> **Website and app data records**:
--------------------------------

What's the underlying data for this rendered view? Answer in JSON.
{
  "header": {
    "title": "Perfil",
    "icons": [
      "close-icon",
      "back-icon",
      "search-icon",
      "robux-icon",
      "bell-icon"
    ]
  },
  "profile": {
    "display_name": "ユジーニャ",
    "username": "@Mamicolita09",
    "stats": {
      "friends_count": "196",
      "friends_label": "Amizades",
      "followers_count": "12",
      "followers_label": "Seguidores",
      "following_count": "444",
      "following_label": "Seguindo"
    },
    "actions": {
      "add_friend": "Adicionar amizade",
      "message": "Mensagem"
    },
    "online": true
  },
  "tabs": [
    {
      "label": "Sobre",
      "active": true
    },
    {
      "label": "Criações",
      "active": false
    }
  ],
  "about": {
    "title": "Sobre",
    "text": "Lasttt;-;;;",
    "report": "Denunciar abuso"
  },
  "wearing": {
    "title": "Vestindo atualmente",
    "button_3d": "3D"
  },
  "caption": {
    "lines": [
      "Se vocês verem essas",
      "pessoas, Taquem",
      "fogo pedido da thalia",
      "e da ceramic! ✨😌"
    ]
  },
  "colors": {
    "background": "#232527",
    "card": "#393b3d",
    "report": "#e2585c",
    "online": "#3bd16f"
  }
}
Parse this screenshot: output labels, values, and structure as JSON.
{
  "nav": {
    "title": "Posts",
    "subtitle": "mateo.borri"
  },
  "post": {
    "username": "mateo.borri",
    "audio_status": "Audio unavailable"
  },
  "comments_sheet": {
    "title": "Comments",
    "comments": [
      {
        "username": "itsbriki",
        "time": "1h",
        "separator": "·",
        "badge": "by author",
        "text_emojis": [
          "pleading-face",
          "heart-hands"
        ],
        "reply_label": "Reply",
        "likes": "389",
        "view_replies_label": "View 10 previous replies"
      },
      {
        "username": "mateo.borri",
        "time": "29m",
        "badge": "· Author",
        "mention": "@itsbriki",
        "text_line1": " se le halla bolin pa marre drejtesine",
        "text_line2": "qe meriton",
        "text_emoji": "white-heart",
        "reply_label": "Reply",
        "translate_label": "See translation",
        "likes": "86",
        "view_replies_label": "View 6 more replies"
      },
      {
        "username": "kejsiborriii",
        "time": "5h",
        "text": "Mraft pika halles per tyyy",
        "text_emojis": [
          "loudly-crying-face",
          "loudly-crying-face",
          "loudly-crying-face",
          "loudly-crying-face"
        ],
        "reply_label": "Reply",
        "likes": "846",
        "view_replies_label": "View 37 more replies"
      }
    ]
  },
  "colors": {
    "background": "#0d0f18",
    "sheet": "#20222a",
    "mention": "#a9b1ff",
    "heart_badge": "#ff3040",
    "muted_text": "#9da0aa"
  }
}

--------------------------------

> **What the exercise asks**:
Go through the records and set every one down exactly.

> **Answer section**:
What's the underlying data for this rendered view? Answer in JSON.
{
  "header": {
    "title": "Perfil",
    "icons": [
      "close-icon",
      "back-icon",
      "search-icon",
      "robux-icon",
      "bell-icon"
    ]
  },
  "profile": {
    "display_name": "ユジーニャ",
    "username": "@Mamicolita09",
    "stats": {
      "friends_count": "196",
      "friends_label": "Amizades",
      "followers_count": "12",
      "followers_label": "Seguidores",
      "following_count": "444",
      "following_label": "Seguindo"
    },
    "actions": {
      "add_friend": "Adicionar amizade",
      "message": "Mensagem"
    },
    "online": true
  },
  "tabs": [
    {
      "label": "Sobre",
      "active": true
    },
    {
      "label": "Criações",
      "active": false
    }
  ],
  "about": {
    "title": "Sobre",
    "text": "Lasttt;-;;;",
    "report": "Denunciar abuso"
  },
  "wearing": {
    "title": "Vestindo atualmente",
    "button_3d": "3D"
  },
  "caption": {
    "lines": [
      "Se vocês verem essas",
      "pessoas, Taquem",
      "fogo pedido da thalia",
      "e da ceramic! ✨😌"
    ]
  },
  "colors": {
    "background": "#232527",
    "card": "#393b3d",
    "report": "#e2585c",
    "online": "#3bd16f"
  }
}
Parse this screenshot: output labels, values, and structure as JSON.
{
  "nav": {
    "title": "Posts",
    "subtitle": "mateo.borri"
  },
  "post": {
    "username": "mateo.borri",
    "audio_status": "Audio unavailable"
  },
  "comments_sheet": {
    "title": "Comments",
    "comments": [
      {
        "username": "itsbriki",
        "time": "1h",
        "separator": "·",
        "badge": "by author",
        "text_emojis": [
          "pleading-face",
          "heart-hands"
        ],
        "reply_label": "Reply",
        "likes": "389",
        "view_replies_label": "View 10 previous replies"
      },
      {
        "username": "mateo.borri",
        "time": "29m",
        "badge": "· Author",
        "mention": "@itsbriki",
        "text_line1": " se le halla bolin pa marre drejtesine",
        "text_line2": "qe meriton",
        "text_emoji": "white-heart",
        "reply_label": "Reply",
        "translate_label": "See translation",
        "likes": "86",
        "view_replies_label": "View 6 more replies"
      },
      {
        "username": "kejsiborriii",
        "time": "5h",
        "text": "Mraft pika halles per tyyy",
        "text_emojis": [
          "loudly-crying-face",
          "loudly-crying-face",
          "loudly-crying-face",
          "loudly-crying-face"
        ],
        "reply_label": "Reply",
        "likes": "846",
        "view_replies_label": "View 37 more replies"
      }
    ]
  },
  "colors": {
    "background": "#0d0f18",
    "sheet": "#20222a",
    "mention": "#a9b1ff",
    "heart_badge": "#ff3040",
    "muted_text": "#9da0aa"
  }
}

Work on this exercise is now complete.